  • Japanese employees hate being at home
    Clint (2010) ©

Japanese employees hate being at home

The unemployment rate in Japan is just 3.2%  well below that of the US and European countries  but it's a nation of excessive overtimers. And although workers are being offered bonuses for slashing their overtime, many are staying in the office simply because they don’t want to go home.



  • The Japanese are working themselves to death The Japanese are working themselves to death

    In Japan, there are no official laws for limiting work hours. And in a culture of overwork, the country is facing record numbers of compensation claims as a growing number of Japanese people are literally working themselves to death. Notably, work-related suicides are up 45%. How can employers help?

  • Article image Why Japan wants to offer the world selfless hospitality

    Omotenashi – which roughly translates as ‘selfless hospitality’ – is a complex concept; one the Japanese pride themselves on. As the 2020 Olympics approach, Japan is preparing to serve it up on a mass scale, turning to robots for help. But are androids advanced enough to emulate such a human service?

  • Article image What it really means to grow old in Japan

    More than 25% of the Japanese population is over the age of 65. With a low birthrate and increasing life expectancy, that figure is only set to increase.

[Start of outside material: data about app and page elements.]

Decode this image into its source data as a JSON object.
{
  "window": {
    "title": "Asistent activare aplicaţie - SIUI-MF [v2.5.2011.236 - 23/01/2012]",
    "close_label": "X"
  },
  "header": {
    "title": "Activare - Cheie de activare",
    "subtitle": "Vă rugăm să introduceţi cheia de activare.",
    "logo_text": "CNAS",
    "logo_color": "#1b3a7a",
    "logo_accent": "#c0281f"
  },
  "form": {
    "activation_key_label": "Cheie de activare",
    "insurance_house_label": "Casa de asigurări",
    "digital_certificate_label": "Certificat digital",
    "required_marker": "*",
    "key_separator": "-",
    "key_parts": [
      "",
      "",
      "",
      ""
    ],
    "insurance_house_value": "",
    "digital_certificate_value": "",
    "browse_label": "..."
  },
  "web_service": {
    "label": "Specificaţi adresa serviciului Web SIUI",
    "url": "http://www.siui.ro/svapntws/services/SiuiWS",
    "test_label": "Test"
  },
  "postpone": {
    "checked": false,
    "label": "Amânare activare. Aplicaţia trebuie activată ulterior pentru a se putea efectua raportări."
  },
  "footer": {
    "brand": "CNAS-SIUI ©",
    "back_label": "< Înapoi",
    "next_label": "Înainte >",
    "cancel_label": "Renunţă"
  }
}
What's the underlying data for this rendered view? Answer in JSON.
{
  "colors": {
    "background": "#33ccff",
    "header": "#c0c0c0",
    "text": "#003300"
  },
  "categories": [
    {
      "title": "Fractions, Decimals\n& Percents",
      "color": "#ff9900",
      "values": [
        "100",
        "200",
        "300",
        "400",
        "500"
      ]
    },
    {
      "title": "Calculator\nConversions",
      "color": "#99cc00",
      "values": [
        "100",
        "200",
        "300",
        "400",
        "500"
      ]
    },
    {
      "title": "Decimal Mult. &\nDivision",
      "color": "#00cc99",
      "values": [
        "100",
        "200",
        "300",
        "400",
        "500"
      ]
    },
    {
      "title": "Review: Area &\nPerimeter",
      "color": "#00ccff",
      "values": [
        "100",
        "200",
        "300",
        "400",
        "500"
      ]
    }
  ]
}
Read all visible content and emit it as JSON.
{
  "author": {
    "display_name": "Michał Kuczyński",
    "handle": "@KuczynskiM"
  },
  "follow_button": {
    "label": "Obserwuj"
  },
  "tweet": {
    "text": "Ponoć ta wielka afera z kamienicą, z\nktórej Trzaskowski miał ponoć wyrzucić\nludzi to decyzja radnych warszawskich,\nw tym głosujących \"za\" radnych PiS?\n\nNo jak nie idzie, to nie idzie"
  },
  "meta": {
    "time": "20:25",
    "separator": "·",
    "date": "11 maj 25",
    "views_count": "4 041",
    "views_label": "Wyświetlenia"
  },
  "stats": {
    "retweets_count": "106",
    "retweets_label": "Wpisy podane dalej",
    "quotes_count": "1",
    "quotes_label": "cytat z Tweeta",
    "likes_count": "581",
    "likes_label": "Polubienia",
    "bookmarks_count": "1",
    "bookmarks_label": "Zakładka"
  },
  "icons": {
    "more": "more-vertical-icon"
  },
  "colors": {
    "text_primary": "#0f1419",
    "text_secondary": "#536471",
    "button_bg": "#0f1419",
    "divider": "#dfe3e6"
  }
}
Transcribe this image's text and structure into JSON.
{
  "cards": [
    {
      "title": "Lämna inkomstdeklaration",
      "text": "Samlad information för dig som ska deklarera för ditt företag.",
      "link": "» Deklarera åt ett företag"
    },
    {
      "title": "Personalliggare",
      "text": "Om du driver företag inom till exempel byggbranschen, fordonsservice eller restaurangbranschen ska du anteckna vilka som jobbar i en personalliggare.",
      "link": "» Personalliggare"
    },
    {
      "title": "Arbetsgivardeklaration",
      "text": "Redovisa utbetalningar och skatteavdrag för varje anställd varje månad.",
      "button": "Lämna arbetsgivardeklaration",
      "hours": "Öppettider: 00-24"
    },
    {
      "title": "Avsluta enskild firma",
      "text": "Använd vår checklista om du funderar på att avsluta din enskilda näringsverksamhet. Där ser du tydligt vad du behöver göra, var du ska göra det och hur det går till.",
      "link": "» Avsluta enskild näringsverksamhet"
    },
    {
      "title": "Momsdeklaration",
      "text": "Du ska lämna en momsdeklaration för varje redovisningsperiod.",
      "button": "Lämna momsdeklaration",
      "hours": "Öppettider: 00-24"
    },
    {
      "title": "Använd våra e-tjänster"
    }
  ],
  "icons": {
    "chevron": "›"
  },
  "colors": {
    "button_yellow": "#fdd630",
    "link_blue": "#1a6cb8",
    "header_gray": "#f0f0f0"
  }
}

Japan is renowned for its respectful and traditionally regimented attitudes towards seniors, but what does it really mean to be ageing now, in the world’s oldest population?

  • Japan wants new fathers to step up Japan wants new fathers to step up

    When Manabu Tsukagoshi, a Tokyo-based consultant, had his second child, he took a month of paternity leave so that his wife could go back to work. While Tsukagoshi is among a tiny majority in Japan, Prime Minister Abe wants men to play a larger role in bringing up their kids.